The helpdesk fields all types and levels of queries, including questions about logging in and using a service’s features, as well as major technical concerns. Issues that require technical work beyond the scope of the helpdesk are escalated to the development team in Austin and College Station.
Next time you have a question you can’t find the answer to, don’t hesitate. Let TDL know your question, and the helpdesk staff can answer. ◊
Helpdesk e-mail: email@example.com
Helpdesk web form: http://www.tdl.org/support/helpdesk
Availability: Monday-Friday, 8:00 AM – 5:00 PM
Cultural DNA: Southwest Collection/Special Collections Library at Texas Tech focuses on music, sports
The Southwest Collection/Special Collections Library, a part of the Texas Tech University Libraries, which includes the main Library and the Architecture Library, considers the digitization of music and sports as one of its most important historical preservation endeavors.
The Crossroads of Music Archive is built on the understanding that music makes the most quintessential of human statements about our existence in the world. It is, in a very real sense, our cultural DNA. While music both pleases and satisfies us, it is important to scholars for other reasons. It is first and foremost a living history, recording the events of our lives, many of which it helps to create.
Some of the collections housed at the archive include the Don Caldwell tape collection, the Tommy and Charlene Hancock family archives, Joe Ely’s first demo and items from Sonny Curtis of the Crickets and renowned musician Terry Allen. Through exhibits, performances, publications and access to its collections of information and artifacts, the Crossroads of Music Archive makes that cultural DNA available to scholars, students and the public at large.
Similarly, the Sports Initiative recognizes that athletic competition has long been seen as a metaphor for life, private and public. The playing fields of our youth mirror the complexities and hurdles of our individual lives, just as the drama and spectacle of sports mirror the profound changes taking place in American life. From collections focused on six-man football to the explosion of women’s collegiate athletics to the ranks of professional competition, this initiative has positioned the SWC/SCL to play a vital role in collecting and preserving athletic history so that future generations may experience the heritage of American sport.
The Southwest Collection/Special Collections Library is today’s leader in preserving the history of the Southwest and is long known for holding the world’s largest collection of ranching records, as well as for its substantial natural history and water resource collections. Housed in one of the finest facilities in the nation, its collection numbers some 2,000 manuscripts, more than 1 million photographs, 75,000 noncirculating books, 4,000 oral histories and several thousand films. ◊
Contributed by Traci Havins and Andy Wilkinson, Texas Tech University Libraries
Upcoming training opportunities for TDL members—sign up now!
The Texas Digital Library will offer the following courses in April and May:
April 22, 2010 – DSpace Customization
An intermediate-level course for system administrators and repository managers. The course teaches skills for customizing the look-and-feel of DSpace repositories, as well as the display of repository data.

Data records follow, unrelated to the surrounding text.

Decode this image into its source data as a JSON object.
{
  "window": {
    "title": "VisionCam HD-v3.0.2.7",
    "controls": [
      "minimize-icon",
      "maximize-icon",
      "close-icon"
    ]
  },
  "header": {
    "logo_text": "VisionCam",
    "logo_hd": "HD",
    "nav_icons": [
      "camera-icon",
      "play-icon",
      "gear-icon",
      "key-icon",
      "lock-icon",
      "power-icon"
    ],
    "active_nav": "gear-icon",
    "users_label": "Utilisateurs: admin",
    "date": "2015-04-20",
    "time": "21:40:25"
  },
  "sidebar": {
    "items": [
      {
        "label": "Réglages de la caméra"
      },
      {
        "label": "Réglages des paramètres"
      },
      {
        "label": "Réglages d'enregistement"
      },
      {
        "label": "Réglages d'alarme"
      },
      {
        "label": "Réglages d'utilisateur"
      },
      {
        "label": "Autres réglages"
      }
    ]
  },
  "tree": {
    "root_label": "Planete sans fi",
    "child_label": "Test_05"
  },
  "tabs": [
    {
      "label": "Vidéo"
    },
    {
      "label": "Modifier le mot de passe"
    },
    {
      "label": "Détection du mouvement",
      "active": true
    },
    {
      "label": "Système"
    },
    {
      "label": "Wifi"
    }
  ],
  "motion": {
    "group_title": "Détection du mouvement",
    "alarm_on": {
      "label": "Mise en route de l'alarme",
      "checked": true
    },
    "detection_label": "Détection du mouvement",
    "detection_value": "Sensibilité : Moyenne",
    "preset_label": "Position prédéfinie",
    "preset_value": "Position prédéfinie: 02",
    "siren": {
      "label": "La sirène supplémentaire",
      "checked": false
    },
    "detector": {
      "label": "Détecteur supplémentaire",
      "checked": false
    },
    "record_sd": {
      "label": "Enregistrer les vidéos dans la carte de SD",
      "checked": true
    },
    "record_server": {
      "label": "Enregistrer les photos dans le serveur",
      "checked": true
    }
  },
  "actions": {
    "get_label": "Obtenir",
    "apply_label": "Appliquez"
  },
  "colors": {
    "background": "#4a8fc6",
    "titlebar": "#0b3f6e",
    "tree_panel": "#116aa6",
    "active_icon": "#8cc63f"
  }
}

May 27, 2010 – DSpace Systems
An advanced-level course for system administrators responsible for maintaining DSpace installations. The course covers topics such as backup and restoration, data protection, user authentication, and batch import procedures.
Both courses are full-day sessions (9 AM to 4 PM) and will take place in the Dutton Avenue Office & Parking Facility on the Baylor University campus. Registration for each course is $50.
For more information about TDL training, please visit the Training section of the TDL website. ◊